A Mind of My Own
Posted by Gail | Filed under Autism
Chapter Ten: Social Interactions (Part 2)
I’ve sometimes felt somehow at fault for not encouraging Malcolm’s friendships. I went out of my way for Alex. But Malcolm just wasn’t interested. And each time I tried, the effort was so painful for him — and me — that I let him be alone.
We would invite a friend over for a play-date and then Malcolm would fixate on one of his favourite activities and totally ignore the playmate. Or we’d invite someone Malcolm seemed to like, and that person would always have something else to do. We’ve never had a traditional birthday party for him, because there were no children to invite, particularly in the very early grades. As he has grown older, he’s shown a little more interest in the people around him, but no one would ever call him a social butterfly. His classmates at school have always “taken care of him” – made sure he’s chosen in gym or helped him find his place in the work being done, but the relationships have been more “helpful” than “friendly.” I am grateful to those children for watching out for my son, even as I prayed that at some point he would meet a friend who he would get and who would get him. Sometimes I wanted to cry because I felt his loneliness so acutely. But, in reality, Malcolm didn’t seem lonely. He was content in his alone-ness. Turns out he thinks he has a great life. He doesn’t feel like he is missing anything (as far as I can tell). And he’s happy.
It took a really, really, really long time for Malcolm to get the gist of what a friend is. He simply didn’t know how to go about making friends. And many of his behaviours run counter to “friendship.” He wasn’t very good at taking turns, despite my best efforts. He HATED to lose and would cheat or stomp away rather than face the unpleasant feeling he had when he didn’t win.

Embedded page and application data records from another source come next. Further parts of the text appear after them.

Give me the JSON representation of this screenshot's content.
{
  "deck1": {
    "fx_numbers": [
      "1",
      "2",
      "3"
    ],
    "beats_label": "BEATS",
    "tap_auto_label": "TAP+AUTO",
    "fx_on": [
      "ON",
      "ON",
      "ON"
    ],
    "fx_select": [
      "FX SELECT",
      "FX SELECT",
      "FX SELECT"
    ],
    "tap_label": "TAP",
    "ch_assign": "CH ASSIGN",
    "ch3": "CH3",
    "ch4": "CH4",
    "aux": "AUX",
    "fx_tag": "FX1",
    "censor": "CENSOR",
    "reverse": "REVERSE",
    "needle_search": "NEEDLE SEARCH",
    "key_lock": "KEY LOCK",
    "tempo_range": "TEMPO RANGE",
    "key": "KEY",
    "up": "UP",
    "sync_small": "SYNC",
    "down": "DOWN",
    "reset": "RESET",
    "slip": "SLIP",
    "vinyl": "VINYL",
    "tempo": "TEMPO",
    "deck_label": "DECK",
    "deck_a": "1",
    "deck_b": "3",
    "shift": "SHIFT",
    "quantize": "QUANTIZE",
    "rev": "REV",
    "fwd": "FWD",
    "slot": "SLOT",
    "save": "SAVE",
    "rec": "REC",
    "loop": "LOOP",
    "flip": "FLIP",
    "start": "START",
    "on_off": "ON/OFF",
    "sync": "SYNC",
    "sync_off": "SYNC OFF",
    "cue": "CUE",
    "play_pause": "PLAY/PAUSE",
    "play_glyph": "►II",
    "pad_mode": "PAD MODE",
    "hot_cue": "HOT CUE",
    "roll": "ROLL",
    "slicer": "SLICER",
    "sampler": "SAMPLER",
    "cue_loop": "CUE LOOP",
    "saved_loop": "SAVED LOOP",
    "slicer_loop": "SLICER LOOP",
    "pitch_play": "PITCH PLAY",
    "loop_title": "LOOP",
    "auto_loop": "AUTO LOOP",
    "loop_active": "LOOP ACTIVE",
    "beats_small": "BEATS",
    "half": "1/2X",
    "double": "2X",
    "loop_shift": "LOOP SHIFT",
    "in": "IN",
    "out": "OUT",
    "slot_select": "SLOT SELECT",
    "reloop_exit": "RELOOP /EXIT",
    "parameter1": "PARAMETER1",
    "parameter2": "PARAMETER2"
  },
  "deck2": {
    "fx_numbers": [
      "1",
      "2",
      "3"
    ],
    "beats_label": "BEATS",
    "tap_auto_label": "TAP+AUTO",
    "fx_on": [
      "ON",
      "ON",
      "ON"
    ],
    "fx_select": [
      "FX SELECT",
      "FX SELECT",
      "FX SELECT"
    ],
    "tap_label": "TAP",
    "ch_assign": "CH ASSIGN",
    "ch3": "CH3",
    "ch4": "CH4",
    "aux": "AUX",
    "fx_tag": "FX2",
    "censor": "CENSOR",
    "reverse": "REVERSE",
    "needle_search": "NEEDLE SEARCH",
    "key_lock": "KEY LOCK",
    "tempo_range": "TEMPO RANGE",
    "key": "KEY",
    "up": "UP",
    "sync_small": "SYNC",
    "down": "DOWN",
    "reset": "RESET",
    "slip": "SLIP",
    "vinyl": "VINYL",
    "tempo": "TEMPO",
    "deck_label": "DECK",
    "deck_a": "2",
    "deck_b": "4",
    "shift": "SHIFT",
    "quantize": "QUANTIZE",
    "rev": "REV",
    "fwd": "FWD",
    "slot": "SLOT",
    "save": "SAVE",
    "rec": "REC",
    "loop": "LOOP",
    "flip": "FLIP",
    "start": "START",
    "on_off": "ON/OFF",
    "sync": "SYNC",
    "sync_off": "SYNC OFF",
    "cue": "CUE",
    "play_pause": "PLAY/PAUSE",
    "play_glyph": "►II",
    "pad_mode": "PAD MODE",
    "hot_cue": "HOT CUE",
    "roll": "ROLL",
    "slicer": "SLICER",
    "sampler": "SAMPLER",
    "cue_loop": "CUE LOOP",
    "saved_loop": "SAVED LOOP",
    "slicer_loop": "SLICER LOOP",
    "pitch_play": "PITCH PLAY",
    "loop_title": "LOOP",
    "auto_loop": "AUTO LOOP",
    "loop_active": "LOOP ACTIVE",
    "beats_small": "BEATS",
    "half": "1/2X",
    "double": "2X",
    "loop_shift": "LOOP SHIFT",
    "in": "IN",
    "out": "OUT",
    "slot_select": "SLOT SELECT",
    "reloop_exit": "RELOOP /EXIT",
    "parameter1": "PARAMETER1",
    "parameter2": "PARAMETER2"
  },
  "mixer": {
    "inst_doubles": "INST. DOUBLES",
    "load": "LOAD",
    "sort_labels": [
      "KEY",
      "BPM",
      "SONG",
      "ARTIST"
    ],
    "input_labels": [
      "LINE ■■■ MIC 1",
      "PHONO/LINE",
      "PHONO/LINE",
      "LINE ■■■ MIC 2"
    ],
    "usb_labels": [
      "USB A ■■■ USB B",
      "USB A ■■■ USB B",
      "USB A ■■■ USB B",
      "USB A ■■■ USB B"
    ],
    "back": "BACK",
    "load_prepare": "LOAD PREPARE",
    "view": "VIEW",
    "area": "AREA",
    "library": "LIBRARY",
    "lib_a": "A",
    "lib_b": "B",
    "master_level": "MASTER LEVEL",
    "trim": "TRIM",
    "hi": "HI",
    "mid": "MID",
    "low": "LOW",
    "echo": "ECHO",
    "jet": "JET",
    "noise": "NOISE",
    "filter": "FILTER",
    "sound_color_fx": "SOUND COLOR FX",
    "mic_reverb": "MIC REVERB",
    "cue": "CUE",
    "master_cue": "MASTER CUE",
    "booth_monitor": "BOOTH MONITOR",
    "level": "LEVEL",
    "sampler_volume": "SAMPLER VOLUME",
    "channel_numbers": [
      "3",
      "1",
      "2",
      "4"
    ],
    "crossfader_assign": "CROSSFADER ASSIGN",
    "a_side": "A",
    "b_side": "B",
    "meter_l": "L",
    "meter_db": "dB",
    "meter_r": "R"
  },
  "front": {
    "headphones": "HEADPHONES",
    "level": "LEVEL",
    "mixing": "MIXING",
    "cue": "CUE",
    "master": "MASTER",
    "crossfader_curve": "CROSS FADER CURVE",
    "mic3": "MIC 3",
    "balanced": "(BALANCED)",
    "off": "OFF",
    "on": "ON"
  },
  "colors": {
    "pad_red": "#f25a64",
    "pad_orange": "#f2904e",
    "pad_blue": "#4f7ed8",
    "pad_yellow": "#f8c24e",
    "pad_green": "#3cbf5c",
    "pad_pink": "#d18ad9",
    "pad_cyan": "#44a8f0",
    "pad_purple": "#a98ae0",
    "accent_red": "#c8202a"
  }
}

Because I know that the development of the skills associated with socializing and working in a group setting are crucial, I’ve kept Malcolm in a traditional school setting even though my instinct has always been to home-school him full time. And I’ve taken every little tiny piece of advice I’ve read, heard or had shared with me to see if it would work with him.
Since Malcolm never seemed to know what to say in various circumstances, I had to coach him heavily. I started by giving him the exact words or phrases to use within a particular social context. We’d role-play using the model conversation. Since this building of a “pattern vocabulary” is what works in all kinds of sports, indeed in anything that’s skills-based, I decided it made sense to do it with social skills too.
I had Malcolm rehearse what to say on the phone to his grandmother before making a call. Then we’d role-play the conversation. Then I’d call her and fill her in. Then she’d call and ask to speak with him and I’d watch and hint from the sidelines as he “conversed” with her.
Malcolm never found it easy to carry on a conversation so I made a point of having him talk with me about something each day. Sometimes over breakfast, sometimes at bath-time, we would talk about something. First the conversations were very stilted as I asked questions to keep them going. Then, as he became more fluent, I pulled back on the questions, and let the silence sit there between us. When I did ask a question, it was open-ended, “So, Mister, what did you think when that happened?” I was often rewarded with an “I don’t know.” But I never gave up. I’d moved to a ridiculous option. “Do you think that Daddy smashed his car into the garage?” He would laugh and correct me by giving a more reasonable alternative. And in that way we progressed, slowly, to the point where we could chat.
There were times when a deep swig of patience – a step out onto the porch and three deep breaths – were necessary to get me through some of his conversations. Since he could be very single-minded in his topics, and very repetitive, I had to listen to the same things over and over and over. But I let him jabber on, fixing things in his sentences, redirecting him to something new, encouraging him to share his ideas. Now he’s pretty good at conversing. People who haven’t seen him in a while are often surprised at just what a chatter-box he’s turned into. And I smile to myself and know that as time goes by he’ll only get better.